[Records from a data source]
[Start of section]

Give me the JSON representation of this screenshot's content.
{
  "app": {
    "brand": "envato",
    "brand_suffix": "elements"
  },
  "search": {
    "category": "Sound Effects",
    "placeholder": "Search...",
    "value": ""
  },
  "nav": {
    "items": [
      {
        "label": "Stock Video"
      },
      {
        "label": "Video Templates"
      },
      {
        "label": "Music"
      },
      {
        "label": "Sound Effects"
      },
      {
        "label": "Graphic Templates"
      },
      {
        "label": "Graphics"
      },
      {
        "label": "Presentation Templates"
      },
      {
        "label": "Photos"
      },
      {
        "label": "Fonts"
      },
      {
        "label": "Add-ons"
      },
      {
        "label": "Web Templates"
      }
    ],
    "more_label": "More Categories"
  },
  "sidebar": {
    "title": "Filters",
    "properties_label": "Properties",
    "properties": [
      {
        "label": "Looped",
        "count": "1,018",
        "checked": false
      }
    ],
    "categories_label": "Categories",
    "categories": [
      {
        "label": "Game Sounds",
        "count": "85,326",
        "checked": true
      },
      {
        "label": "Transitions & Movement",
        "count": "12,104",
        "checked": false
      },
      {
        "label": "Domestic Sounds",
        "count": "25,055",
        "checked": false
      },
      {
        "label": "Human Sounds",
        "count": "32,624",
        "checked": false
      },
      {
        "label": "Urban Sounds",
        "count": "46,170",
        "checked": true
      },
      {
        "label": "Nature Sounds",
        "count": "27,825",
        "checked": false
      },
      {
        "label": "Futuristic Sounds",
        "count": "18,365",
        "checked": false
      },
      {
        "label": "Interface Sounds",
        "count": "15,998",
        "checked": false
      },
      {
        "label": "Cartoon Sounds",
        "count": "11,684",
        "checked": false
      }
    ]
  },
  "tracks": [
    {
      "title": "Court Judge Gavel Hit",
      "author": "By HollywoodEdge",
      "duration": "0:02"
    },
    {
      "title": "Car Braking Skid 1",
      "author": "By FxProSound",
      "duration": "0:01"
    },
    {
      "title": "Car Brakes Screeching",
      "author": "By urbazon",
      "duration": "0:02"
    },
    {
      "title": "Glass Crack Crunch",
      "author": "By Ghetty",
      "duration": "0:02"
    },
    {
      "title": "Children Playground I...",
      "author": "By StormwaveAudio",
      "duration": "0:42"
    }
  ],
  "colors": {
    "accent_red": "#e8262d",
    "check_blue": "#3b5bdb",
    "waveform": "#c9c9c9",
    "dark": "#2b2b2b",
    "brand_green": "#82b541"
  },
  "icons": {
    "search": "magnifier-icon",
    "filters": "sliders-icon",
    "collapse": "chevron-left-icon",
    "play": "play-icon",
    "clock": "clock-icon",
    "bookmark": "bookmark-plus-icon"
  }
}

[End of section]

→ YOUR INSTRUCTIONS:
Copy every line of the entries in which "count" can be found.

→ SOLUTION TO THE PROBLEM:
        "count": "1,018",
        "count": "85,326",
        "count": "12,104",
        "count": "25,055",
        "count": "32,624",
        "count": "46,170",
        "count": "27,825",
        "count": "18,365",
        "count": "15,998",
        "count": "11,684",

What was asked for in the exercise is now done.